Interactive Learning at the Lena Meijer Children’s Garden
On the outskirts of Grand Rapids, Michigan, rhymes and riddles summon visitors of all ages to stop and smell a popcorn plant, rub “pig squeak”, and launch a boat on a Great Lakes replica. These activities and countless more make the Lena Meijer Children’s Garden one of the largest interactive gardens in the country, and a fun slice of the 125-acre Frederik Meijer Gardens & Sculpture Park.
Visitors of the Children’s Garden are challenged to use all five senses while indulging in make-believe. “Welcoming the Sea,” a current theme that includes sea-like plants such as pink and green tropical vermilliads, challenges kids to imagine:
Walk past this shipwreck,
Now you’re under the sea!
Pretend you’re a fish.
Which fish will you be?
Spiny cardoon, from the artichoke family, is another example of the lead horticulturist Ian Warnock’s signature eye-popping foliage. “It’s big, it’s bold, it’s touchy-feely-in-your-face! Reminds me of Scotch thistle,” explained a nostalgic Warnock in his lilting Scottish accent.
Warnock also incorporates native foliage and creatures in the landscape and activities. “We didn’t have dinosaurs in Michigan but we did have prehistoric giant beavers.” Bucky, the resident giant beaver, is currently being refurbished but kids playing in the beaver house did not seem to notice.
Originally from western Scotland, Warnock has been at the gardens for twenty years. A jovial personality, plying unsuspecting visitors (such as this writer) with tongue-numbing plant leaves, he is clearly in his element. “In 2003 I was the grounds manager and I was interviewing candidates for the new children’s garden position when a voice went off in my head and said, ‘What are you doing, this is your position!’ And I’ve been at it for twelve years,” he said with a twinkle and a sigh.

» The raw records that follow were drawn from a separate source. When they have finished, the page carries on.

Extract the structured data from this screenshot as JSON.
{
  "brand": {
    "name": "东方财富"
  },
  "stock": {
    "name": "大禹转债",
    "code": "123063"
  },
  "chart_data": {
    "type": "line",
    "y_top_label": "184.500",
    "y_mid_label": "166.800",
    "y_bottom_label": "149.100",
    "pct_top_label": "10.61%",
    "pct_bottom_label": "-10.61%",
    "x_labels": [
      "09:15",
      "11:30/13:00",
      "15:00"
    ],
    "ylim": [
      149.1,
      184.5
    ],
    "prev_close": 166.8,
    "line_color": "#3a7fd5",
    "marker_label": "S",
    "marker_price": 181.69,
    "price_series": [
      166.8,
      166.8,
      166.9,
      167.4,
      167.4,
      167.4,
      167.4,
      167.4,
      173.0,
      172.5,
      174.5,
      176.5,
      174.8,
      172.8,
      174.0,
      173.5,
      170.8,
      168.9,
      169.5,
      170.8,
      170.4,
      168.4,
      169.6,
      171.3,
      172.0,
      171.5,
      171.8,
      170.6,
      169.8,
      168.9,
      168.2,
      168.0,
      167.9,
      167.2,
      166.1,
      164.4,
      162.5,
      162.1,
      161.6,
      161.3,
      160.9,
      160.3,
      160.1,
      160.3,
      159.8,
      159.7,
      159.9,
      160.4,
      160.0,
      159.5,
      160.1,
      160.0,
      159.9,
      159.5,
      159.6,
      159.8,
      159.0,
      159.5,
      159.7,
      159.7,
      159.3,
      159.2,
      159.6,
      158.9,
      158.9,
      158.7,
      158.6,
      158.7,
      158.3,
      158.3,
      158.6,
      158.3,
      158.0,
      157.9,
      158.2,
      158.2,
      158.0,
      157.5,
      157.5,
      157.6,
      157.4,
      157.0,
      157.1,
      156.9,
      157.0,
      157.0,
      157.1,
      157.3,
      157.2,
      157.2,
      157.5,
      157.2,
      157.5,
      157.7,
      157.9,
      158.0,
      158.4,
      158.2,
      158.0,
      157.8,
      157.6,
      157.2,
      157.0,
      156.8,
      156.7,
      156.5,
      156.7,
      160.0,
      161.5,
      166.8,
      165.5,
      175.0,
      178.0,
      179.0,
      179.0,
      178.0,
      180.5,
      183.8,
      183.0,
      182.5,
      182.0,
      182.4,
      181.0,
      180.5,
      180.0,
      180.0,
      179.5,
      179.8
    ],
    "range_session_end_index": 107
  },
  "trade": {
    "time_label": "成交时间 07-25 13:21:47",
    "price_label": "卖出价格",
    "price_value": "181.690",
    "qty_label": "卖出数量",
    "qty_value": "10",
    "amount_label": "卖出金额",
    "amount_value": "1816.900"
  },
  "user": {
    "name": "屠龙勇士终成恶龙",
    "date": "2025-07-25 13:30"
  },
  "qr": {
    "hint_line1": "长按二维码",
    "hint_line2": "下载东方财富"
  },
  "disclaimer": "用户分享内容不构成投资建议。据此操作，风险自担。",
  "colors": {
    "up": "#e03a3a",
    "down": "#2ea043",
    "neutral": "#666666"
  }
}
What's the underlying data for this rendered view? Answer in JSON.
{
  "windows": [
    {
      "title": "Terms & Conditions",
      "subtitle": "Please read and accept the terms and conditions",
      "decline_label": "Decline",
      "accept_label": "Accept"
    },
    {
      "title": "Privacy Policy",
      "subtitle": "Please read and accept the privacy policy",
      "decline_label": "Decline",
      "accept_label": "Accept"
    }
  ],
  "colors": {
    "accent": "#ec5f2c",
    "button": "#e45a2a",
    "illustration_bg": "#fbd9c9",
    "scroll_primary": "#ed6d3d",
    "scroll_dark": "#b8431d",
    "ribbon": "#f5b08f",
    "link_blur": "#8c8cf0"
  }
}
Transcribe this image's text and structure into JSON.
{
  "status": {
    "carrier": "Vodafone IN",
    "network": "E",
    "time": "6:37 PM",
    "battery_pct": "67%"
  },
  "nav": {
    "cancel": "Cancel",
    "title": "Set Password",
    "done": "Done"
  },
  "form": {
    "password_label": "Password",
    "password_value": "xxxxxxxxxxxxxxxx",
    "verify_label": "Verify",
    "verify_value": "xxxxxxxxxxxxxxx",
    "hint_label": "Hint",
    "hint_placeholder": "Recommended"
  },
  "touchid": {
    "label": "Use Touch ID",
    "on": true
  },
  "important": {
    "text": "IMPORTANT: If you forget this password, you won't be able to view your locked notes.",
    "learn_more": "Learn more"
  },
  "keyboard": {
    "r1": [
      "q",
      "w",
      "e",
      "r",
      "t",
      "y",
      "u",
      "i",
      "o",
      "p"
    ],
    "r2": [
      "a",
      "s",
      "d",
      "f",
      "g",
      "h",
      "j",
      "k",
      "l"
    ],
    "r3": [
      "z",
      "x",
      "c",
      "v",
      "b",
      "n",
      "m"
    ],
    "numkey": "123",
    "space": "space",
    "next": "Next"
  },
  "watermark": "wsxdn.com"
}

After searching for buried fossils with hand-operated diggers in the Rock Quarry or navigating the Butterfly Maze, a rest may be due. Climb aboard the kids’ tram for a Tree-mendous Tree Tour. The tram traverses the sprawling sculpture park and riders may hop on or off at stops to learn about specific tree uses (for instruments, baseball bats, and popsicle sticks), to watch puppets identify tree-living creatures, and to discover why leaves change colors.
This Fall, the Lena Meijer Children’s Garden will host thousands of giant pumpkins (some of them weighing up to hundreds of pounds each!), as well as a Hallowee-ones costume parade and their annual Story Telling Series throughout September and October.
Find out more about the garden and its events here.